Segment Open

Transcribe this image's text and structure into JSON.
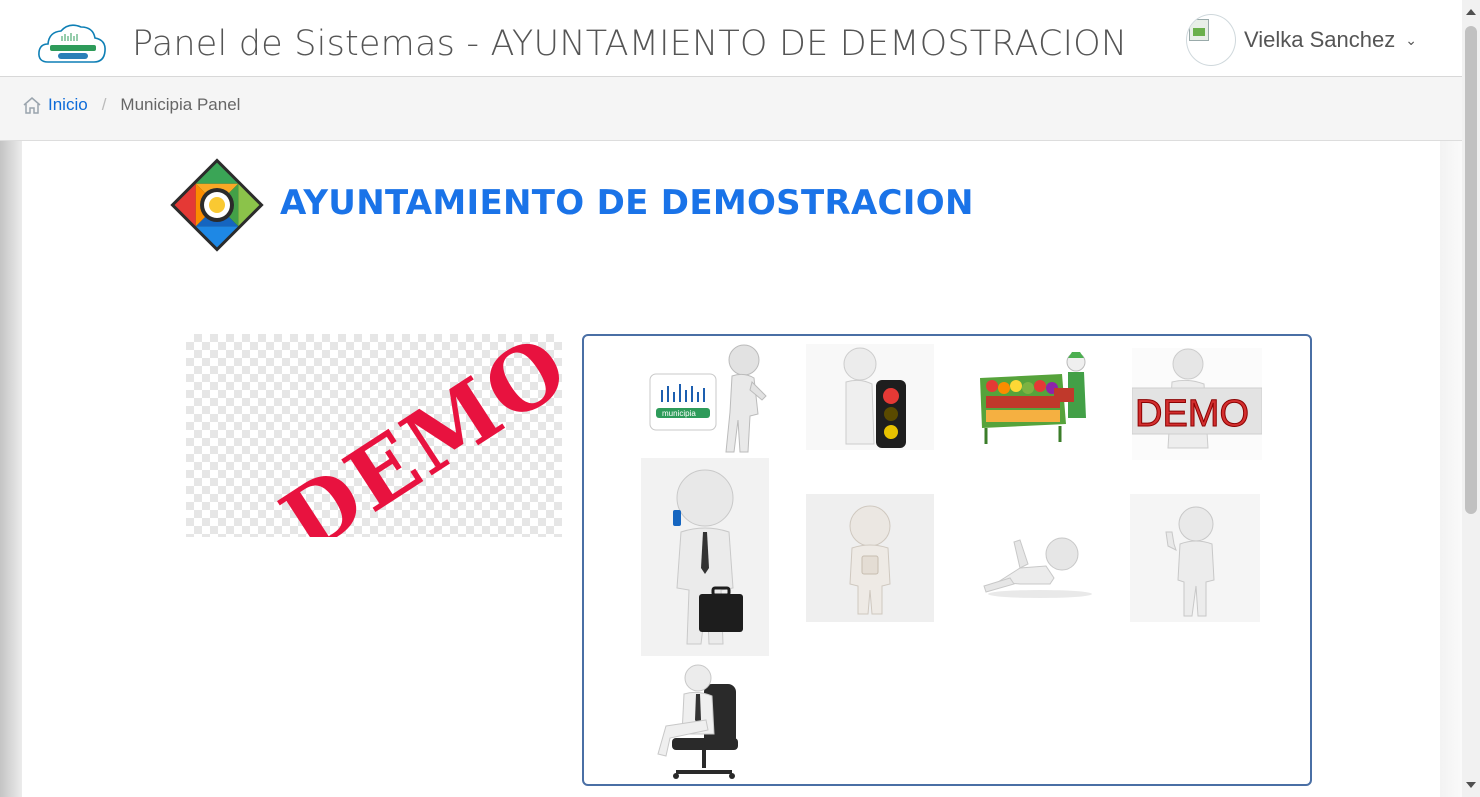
{
  "header": {
    "title": "Panel de Sistemas - AYUNTAMIENTO DE DEMOSTRACION",
    "logo_icon": "municipia-cloud-logo",
    "user": {
      "name": "Vielka Sanchez",
      "caret": "⌄",
      "avatar_icon": "broken-avatar-image"
    }
  },
  "breadcrumb": {
    "home_icon": "home-icon",
    "home_label": "Inicio",
    "separator": "/",
    "current": "Municipia Panel"
  },
  "main": {
    "org_name": "AYUNTAMIENTO DE DEMOSTRACION",
    "org_logo_icon": "municipality-emblem",
    "banner_text": "DEMO",
    "apps": [
      {
        "icon": "municipia-presenter-figure",
        "label": "municipia"
      },
      {
        "icon": "traffic-light-figure"
      },
      {
        "icon": "market-stall-figure"
      },
      {
        "icon": "demo-sign-figure",
        "label": "DEMO"
      },
      {
        "icon": "phone-briefcase-figure"
      },
      {
        "icon": "reading-figure"
      },
      {
        "icon": "relaxing-figure"
      },
      {
        "icon": "thumbs-up-figure"
      },
      {
        "icon": "office-chair-figure"
      }
    ]
  },
  "colors": {
    "accent": "#1a73e8",
    "link": "#0d6bd9",
    "demo_red": "#e8123f",
    "box_border": "#4a6fa5",
    "breadcrumb_bg": "#f5f5f5"
  }
}
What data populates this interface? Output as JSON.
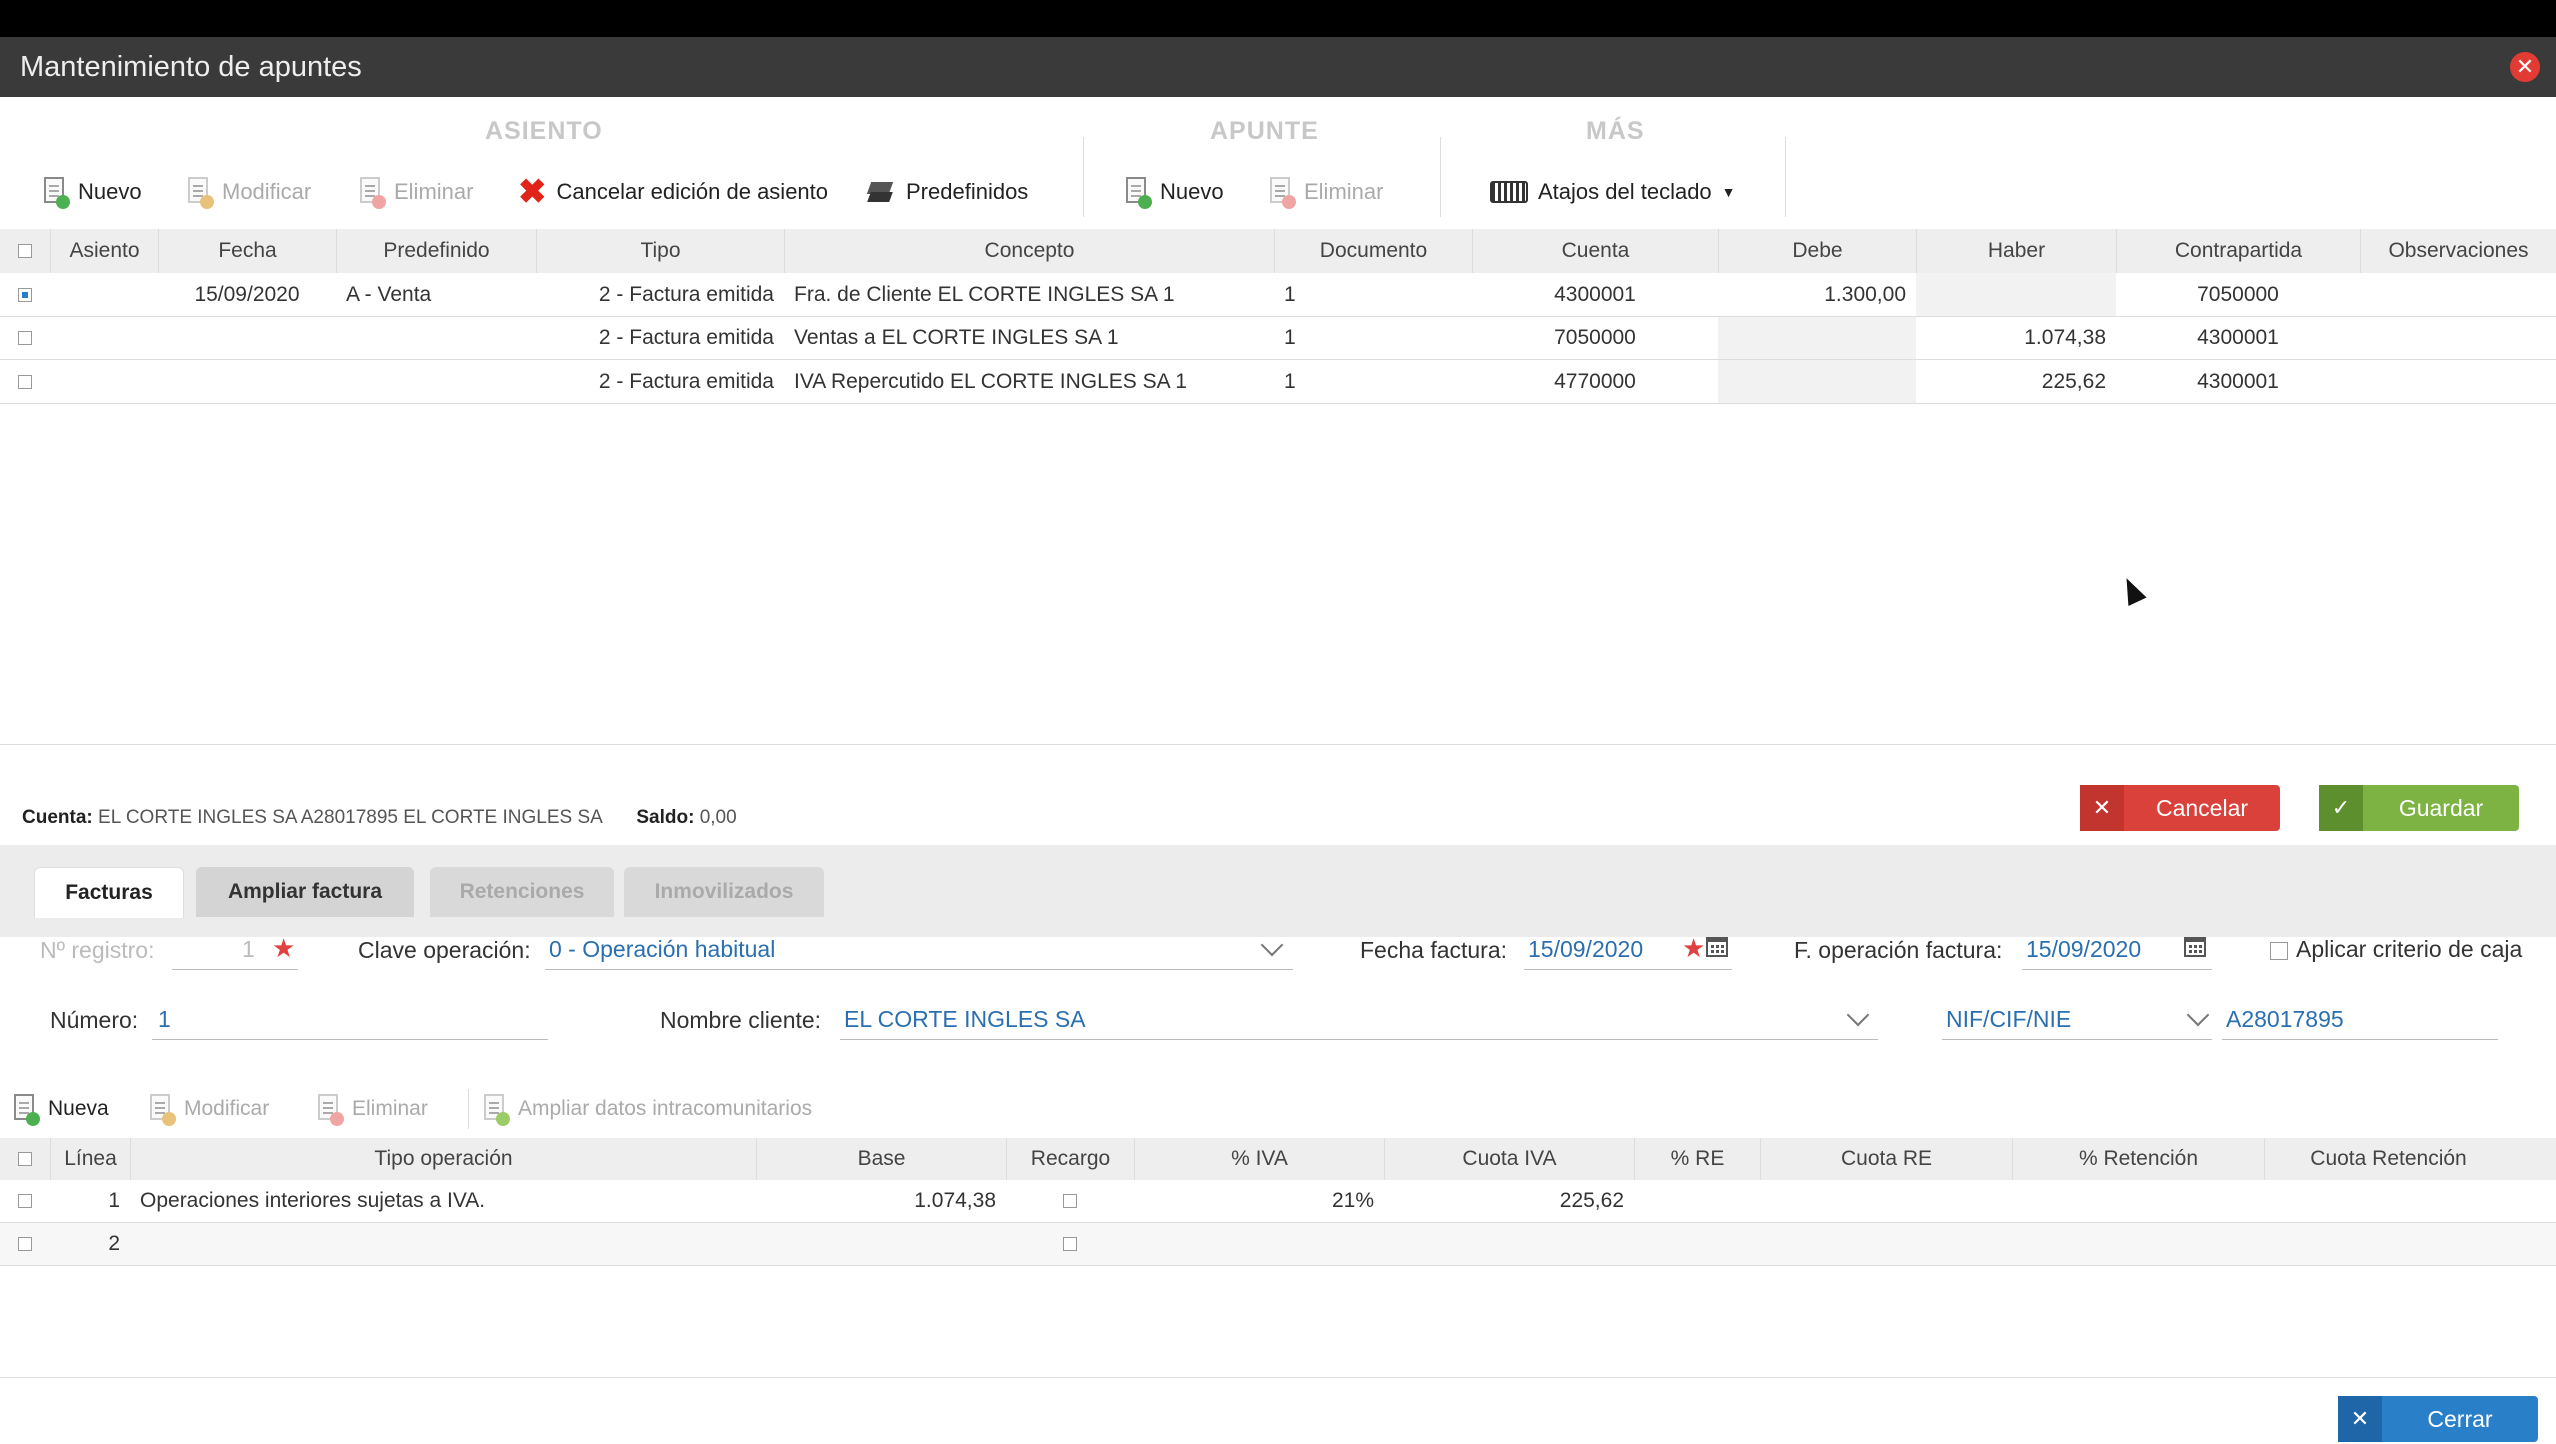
{
  "window": {
    "title": "Mantenimiento de apuntes"
  },
  "toolbar": {
    "groups": {
      "asiento": "ASIENTO",
      "apunte": "APUNTE",
      "mas": "MÁS"
    },
    "asiento": {
      "nuevo": "Nuevo",
      "modificar": "Modificar",
      "eliminar": "Eliminar",
      "cancelar": "Cancelar edición de asiento",
      "predefinidos": "Predefinidos"
    },
    "apunte": {
      "nuevo": "Nuevo",
      "eliminar": "Eliminar"
    },
    "mas": {
      "atajos": "Atajos del teclado"
    }
  },
  "grid": {
    "headers": [
      "Asiento",
      "Fecha",
      "Predefinido",
      "Tipo",
      "Concepto",
      "Documento",
      "Cuenta",
      "Debe",
      "Haber",
      "Contrapartida",
      "Observaciones"
    ],
    "rows": [
      {
        "selected": true,
        "asiento": "",
        "fecha": "15/09/2020",
        "predefinido": "A - Venta",
        "tipo": "2 - Factura emitida",
        "concepto": "Fra. de Cliente EL CORTE INGLES SA 1",
        "documento": "1",
        "cuenta": "4300001",
        "debe": "1.300,00",
        "haber": "",
        "contrapartida": "7050000",
        "observaciones": ""
      },
      {
        "selected": false,
        "asiento": "",
        "fecha": "",
        "predefinido": "",
        "tipo": "2 - Factura emitida",
        "concepto": "Ventas a EL CORTE INGLES SA 1",
        "documento": "1",
        "cuenta": "7050000",
        "debe": "",
        "haber": "1.074,38",
        "contrapartida": "4300001",
        "observaciones": ""
      },
      {
        "selected": false,
        "asiento": "",
        "fecha": "",
        "predefinido": "",
        "tipo": "2 - Factura emitida",
        "concepto": "IVA Repercutido EL CORTE INGLES SA 1",
        "documento": "1",
        "cuenta": "4770000",
        "debe": "",
        "haber": "225,62",
        "contrapartida": "4300001",
        "observaciones": ""
      }
    ]
  },
  "status": {
    "cuenta_label": "Cuenta:",
    "cuenta_value": "EL CORTE INGLES SA A28017895 EL CORTE INGLES SA",
    "saldo_label": "Saldo:",
    "saldo_value": "0,00"
  },
  "actions": {
    "cancelar": "Cancelar",
    "guardar": "Guardar",
    "cerrar": "Cerrar"
  },
  "tabs": [
    "Facturas",
    "Ampliar factura",
    "Retenciones",
    "Inmovilizados"
  ],
  "form": {
    "registro_label": "Nº registro:",
    "registro_value": "1",
    "clave_label": "Clave operación:",
    "clave_value": "0 -  Operación habitual",
    "fecha_label": "Fecha factura:",
    "fecha_value": "15/09/2020",
    "foper_label": "F. operación factura:",
    "foper_value": "15/09/2020",
    "criterio_label": "Aplicar criterio de caja",
    "numero_label": "Número:",
    "numero_value": "1",
    "nombre_label": "Nombre cliente:",
    "nombre_value": "EL CORTE INGLES SA",
    "nif_type": "NIF/CIF/NIE",
    "nif_value": "A28017895"
  },
  "subtoolbar": {
    "nueva": "Nueva",
    "modificar": "Modificar",
    "eliminar": "Eliminar",
    "ampliar": "Ampliar datos intracomunitarios"
  },
  "lines": {
    "headers": [
      "Línea",
      "Tipo operación",
      "Base",
      "Recargo",
      "% IVA",
      "Cuota IVA",
      "% RE",
      "Cuota RE",
      "% Retención",
      "Cuota Retención"
    ],
    "rows": [
      {
        "linea": "1",
        "tipo": "Operaciones interiores sujetas a IVA.",
        "base": "1.074,38",
        "iva": "21%",
        "cuota": "225,62"
      },
      {
        "linea": "2",
        "tipo": "",
        "base": "",
        "iva": "",
        "cuota": ""
      }
    ]
  },
  "colors": {
    "accent": "#2a6fb0",
    "danger": "#d9413a",
    "success": "#7cb342",
    "primary": "#2a7fc9"
  }
}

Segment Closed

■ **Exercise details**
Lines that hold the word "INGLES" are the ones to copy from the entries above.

■ **Written answer**
        "concepto": "Fra. de Cliente EL CORTE INGLES SA 1",
        "concepto": "Ventas a EL CORTE INGLES SA 1",
        "concepto": "IVA Repercutido EL CORTE INGLES SA 1",
    "cuenta_value": "EL CORTE INGLES SA A28017895 EL CORTE INGLES SA",
    "nombre_value": "EL CORTE INGLES SA",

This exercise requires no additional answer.